Dataset items
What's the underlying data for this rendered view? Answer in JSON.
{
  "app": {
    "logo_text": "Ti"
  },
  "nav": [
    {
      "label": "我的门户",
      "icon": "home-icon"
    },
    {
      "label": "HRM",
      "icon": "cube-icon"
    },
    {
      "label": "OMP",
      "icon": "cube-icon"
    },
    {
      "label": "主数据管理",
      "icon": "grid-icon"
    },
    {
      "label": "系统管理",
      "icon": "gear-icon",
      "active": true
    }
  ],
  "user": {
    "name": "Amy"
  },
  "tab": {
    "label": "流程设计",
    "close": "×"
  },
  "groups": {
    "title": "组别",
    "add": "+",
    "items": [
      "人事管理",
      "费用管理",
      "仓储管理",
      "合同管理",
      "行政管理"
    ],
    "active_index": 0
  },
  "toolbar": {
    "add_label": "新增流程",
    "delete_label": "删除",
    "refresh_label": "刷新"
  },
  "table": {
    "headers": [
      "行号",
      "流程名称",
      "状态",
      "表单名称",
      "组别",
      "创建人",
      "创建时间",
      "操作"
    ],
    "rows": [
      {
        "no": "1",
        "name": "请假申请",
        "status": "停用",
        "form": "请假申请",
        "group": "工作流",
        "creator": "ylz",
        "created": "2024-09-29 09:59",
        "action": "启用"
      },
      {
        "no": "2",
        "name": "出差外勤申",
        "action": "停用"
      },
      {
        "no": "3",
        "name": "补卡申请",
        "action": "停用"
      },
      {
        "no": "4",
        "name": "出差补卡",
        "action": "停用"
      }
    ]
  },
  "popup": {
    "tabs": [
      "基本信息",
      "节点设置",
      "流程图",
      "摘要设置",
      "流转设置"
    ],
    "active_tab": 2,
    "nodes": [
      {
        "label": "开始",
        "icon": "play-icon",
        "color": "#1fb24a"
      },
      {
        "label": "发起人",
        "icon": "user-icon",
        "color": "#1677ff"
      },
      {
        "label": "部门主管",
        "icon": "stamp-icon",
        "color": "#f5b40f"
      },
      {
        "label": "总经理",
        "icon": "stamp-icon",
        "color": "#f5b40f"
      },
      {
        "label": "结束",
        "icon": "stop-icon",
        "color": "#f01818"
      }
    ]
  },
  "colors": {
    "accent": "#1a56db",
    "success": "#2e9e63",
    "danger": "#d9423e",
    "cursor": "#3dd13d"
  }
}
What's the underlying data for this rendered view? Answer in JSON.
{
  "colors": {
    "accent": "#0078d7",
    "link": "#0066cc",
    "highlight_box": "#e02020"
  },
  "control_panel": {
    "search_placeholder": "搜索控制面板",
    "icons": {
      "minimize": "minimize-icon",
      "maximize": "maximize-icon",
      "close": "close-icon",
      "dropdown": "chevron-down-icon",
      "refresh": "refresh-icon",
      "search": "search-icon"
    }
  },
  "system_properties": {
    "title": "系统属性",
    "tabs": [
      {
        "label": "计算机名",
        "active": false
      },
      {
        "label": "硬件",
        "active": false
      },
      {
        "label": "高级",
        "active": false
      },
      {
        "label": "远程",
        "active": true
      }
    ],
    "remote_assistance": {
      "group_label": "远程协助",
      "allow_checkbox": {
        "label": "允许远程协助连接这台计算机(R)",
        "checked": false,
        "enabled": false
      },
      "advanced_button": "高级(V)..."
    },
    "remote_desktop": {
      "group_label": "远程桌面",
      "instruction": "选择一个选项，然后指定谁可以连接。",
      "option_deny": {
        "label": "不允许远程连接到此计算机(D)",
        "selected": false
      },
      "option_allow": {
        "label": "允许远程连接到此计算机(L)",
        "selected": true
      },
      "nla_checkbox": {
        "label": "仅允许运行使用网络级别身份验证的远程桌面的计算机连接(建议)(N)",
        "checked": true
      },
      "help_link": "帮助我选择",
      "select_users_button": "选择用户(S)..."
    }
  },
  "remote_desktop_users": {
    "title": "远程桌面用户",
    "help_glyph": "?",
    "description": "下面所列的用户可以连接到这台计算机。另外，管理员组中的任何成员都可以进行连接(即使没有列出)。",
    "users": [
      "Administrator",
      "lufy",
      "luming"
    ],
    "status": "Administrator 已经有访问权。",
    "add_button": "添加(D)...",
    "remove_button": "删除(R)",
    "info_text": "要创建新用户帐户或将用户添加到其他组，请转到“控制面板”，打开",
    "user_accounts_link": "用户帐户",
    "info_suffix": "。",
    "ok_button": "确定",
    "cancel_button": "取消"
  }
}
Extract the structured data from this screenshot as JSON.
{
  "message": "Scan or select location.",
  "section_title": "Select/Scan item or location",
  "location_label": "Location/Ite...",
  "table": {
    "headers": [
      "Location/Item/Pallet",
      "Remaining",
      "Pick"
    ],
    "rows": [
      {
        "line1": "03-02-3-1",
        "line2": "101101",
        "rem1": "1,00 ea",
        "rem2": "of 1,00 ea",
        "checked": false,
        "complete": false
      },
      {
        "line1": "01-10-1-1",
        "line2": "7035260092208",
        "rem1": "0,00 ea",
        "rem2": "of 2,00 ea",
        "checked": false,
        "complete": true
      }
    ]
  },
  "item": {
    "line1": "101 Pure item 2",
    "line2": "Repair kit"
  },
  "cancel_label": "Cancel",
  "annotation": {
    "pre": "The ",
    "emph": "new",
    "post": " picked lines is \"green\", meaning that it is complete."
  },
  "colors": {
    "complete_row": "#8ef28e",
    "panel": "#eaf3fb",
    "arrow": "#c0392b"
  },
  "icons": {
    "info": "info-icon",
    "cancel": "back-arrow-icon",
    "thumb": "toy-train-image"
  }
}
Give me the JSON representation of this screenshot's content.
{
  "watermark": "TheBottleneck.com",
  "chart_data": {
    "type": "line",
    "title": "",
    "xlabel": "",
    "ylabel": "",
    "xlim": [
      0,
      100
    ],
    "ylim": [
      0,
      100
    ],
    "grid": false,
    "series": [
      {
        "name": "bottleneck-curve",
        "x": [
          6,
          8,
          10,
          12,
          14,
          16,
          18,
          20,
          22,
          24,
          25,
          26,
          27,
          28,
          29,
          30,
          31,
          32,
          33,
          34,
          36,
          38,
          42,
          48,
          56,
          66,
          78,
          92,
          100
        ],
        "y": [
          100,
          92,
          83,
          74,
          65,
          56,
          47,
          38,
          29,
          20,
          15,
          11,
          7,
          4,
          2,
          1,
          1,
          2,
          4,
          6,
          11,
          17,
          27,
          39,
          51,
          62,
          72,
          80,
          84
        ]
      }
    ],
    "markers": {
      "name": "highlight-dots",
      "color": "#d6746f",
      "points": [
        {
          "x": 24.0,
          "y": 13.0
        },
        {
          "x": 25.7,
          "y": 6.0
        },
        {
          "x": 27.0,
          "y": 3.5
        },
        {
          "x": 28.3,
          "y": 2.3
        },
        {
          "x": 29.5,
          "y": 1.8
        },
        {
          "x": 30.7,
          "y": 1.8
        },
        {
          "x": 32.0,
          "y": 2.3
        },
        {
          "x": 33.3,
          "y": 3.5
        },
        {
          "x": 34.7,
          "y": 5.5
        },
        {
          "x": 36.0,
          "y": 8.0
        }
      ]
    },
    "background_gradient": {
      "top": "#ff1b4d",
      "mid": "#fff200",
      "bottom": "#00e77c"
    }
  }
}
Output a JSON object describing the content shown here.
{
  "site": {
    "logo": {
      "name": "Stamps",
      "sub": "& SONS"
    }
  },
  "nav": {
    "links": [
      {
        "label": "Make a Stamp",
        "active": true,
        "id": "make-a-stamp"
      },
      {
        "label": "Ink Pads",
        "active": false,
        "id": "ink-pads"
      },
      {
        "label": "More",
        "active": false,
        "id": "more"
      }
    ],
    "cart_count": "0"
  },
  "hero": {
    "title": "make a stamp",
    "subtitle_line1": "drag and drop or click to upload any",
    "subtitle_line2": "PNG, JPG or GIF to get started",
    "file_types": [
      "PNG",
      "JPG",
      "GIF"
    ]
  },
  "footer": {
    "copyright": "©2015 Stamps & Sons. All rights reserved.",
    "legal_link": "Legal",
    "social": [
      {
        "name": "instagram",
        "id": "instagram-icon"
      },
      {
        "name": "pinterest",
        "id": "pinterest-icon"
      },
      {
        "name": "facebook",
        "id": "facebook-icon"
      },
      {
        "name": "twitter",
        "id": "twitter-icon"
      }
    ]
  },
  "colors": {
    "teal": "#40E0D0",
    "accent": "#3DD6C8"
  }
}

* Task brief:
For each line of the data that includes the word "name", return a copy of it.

* Exercise answer:
    "name": "Amy"
        "name": "请假申请",
        "name": "出差外勤申",
        "name": "补卡申请",
        "name": "出差补卡",
        "name": "bottleneck-curve",
      "name": "highlight-dots",
      "name": "Stamps",
        "name": "instagram",
        "name": "pinterest",
        "name": "facebook",
        "name": "twitter",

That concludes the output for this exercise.